*** Source material

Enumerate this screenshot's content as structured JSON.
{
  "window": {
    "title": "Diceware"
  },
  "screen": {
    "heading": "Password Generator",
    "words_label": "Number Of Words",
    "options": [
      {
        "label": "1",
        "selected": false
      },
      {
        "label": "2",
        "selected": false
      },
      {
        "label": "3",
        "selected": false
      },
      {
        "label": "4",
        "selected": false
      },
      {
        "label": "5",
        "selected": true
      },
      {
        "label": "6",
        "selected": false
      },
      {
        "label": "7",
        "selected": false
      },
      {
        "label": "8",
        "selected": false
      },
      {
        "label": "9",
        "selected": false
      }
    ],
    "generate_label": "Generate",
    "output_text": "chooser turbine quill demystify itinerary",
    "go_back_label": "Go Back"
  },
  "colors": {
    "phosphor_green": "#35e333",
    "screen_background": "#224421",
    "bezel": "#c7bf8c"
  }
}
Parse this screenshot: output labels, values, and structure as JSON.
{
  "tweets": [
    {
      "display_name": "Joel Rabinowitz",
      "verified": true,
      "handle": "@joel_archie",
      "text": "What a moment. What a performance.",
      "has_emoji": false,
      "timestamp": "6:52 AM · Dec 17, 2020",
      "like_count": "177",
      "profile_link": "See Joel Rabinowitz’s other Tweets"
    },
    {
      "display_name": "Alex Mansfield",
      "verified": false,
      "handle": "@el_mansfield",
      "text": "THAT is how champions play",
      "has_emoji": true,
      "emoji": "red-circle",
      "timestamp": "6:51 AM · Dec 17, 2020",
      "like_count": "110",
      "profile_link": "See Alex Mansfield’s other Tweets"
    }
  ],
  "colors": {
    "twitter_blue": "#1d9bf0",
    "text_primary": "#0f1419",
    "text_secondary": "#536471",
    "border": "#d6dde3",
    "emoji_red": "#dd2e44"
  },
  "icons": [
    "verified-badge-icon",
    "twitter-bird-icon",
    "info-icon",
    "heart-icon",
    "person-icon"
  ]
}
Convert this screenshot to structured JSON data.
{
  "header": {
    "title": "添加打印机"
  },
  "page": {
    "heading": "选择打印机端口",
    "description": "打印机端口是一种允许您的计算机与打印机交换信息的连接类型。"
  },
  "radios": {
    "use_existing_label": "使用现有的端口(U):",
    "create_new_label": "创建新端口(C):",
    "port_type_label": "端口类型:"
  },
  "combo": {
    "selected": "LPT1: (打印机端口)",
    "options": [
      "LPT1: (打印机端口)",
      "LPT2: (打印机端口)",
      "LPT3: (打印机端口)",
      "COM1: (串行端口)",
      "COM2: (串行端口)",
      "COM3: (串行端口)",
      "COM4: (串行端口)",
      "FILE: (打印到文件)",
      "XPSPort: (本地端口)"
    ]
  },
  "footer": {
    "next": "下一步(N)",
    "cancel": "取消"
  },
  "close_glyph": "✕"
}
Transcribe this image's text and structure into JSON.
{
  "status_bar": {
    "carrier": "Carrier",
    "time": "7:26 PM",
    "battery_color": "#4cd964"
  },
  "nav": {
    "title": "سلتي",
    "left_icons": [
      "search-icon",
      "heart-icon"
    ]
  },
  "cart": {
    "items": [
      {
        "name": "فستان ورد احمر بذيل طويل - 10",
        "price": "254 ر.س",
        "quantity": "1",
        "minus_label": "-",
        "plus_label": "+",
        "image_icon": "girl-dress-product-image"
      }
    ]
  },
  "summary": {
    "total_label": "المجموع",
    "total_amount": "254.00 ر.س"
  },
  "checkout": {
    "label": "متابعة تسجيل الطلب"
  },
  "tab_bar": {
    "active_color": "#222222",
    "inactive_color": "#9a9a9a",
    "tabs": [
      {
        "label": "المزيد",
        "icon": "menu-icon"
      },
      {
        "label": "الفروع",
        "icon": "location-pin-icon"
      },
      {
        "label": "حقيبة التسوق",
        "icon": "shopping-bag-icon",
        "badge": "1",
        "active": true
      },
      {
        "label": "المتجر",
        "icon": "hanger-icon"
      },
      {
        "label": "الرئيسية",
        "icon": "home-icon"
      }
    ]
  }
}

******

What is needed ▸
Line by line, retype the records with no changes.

Output ▸
Enumerate this screenshot's content as structured JSON.
{
  "window": {
    "title": "Diceware"
  },
  "screen": {
    "heading": "Password Generator",
    "words_label": "Number Of Words",
    "options": [
      {
        "label": "1",
        "selected": false
      },
      {
        "label": "2",
        "selected": false
      },
      {
        "label": "3",
        "selected": false
      },
      {
        "label": "4",
        "selected": false
      },
      {
        "label": "5",
        "selected": true
      },
      {
        "label": "6",
        "selected": false
      },
      {
        "label": "7",
        "selected": false
      },
      {
        "label": "8",
        "selected": false
      },
      {
        "label": "9",
        "selected": false
      }
    ],
    "generate_label": "Generate",
    "output_text": "chooser turbine quill demystify itinerary",
    "go_back_label": "Go Back"
  },
  "colors": {
    "phosphor_green": "#35e333",
    "screen_background": "#224421",
    "bezel": "#c7bf8c"
  }
}
Parse this screenshot: output labels, values, and structure as JSON.
{
  "tweets": [
    {
      "display_name": "Joel Rabinowitz",
      "verified": true,
      "handle": "@joel_archie",
      "text": "What a moment. What a performance.",
      "has_emoji": false,
      "timestamp": "6:52 AM · Dec 17, 2020",
      "like_count": "177",
      "profile_link": "See Joel Rabinowitz’s other Tweets"
    },
    {
      "display_name": "Alex Mansfield",
      "verified": false,
      "handle": "@el_mansfield",
      "text": "THAT is how champions play",
      "has_emoji": true,
      "emoji": "red-circle",
      "timestamp": "6:51 AM · Dec 17, 2020",
      "like_count": "110",
      "profile_link": "See Alex Mansfield’s other Tweets"
    }
  ],
  "colors": {
    "twitter_blue": "#1d9bf0",
    "text_primary": "#0f1419",
    "text_secondary": "#536471",
    "border": "#d6dde3",
    "emoji_red": "#dd2e44"
  },
  "icons": [
    "verified-badge-icon",
    "twitter-bird-icon",
    "info-icon",
    "heart-icon",
    "person-icon"
  ]
}
Convert this screenshot to structured JSON data.
{
  "header": {
    "title": "添加打印机"
  },
  "page": {
    "heading": "选择打印机端口",
    "description": "打印机端口是一种允许您的计算机与打印机交换信息的连接类型。"
  },
  "radios": {
    "use_existing_label": "使用现有的端口(U):",
    "create_new_label": "创建新端口(C):",
    "port_type_label": "端口类型:"
  },
  "combo": {
    "selected": "LPT1: (打印机端口)",
    "options": [
      "LPT1: (打印机端口)",
      "LPT2: (打印机端口)",
      "LPT3: (打印机端口)",
      "COM1: (串行端口)",
      "COM2: (串行端口)",
      "COM3: (串行端口)",
      "COM4: (串行端口)",
      "FILE: (打印到文件)",
      "XPSPort: (本地端口)"
    ]
  },
  "footer": {
    "next": "下一步(N)",
    "cancel": "取消"
  },
  "close_glyph": "✕"
}
Transcribe this image's text and structure into JSON.
{
  "status_bar": {
    "carrier": "Carrier",
    "time": "7:26 PM",
    "battery_color": "#4cd964"
  },
  "nav": {
    "title": "سلتي",
    "left_icons": [
      "search-icon",
      "heart-icon"
    ]
  },
  "cart": {
    "items": [
      {
        "name": "فستان ورد احمر بذيل طويل - 10",
        "price": "254 ر.س",
        "quantity": "1",
        "minus_label": "-",
        "plus_label": "+",
        "image_icon": "girl-dress-product-image"
      }
    ]
  },
  "summary": {
    "total_label": "المجموع",
    "total_amount": "254.00 ر.س"
  },
  "checkout": {
    "label": "متابعة تسجيل الطلب"
  },
  "tab_bar": {
    "active_color": "#222222",
    "inactive_color": "#9a9a9a",
    "tabs": [
      {
        "label": "المزيد",
        "icon": "menu-icon"
      },
      {
        "label": "الفروع",
        "icon": "location-pin-icon"
      },
      {
        "label": "حقيبة التسوق",
        "icon": "shopping-bag-icon",
        "badge": "1",
        "active": true
      },
      {
        "label": "المتجر",
        "icon": "hanger-icon"
      },
      {
        "label": "الرئيسية",
        "icon": "home-icon"
      }
    ]
  }
}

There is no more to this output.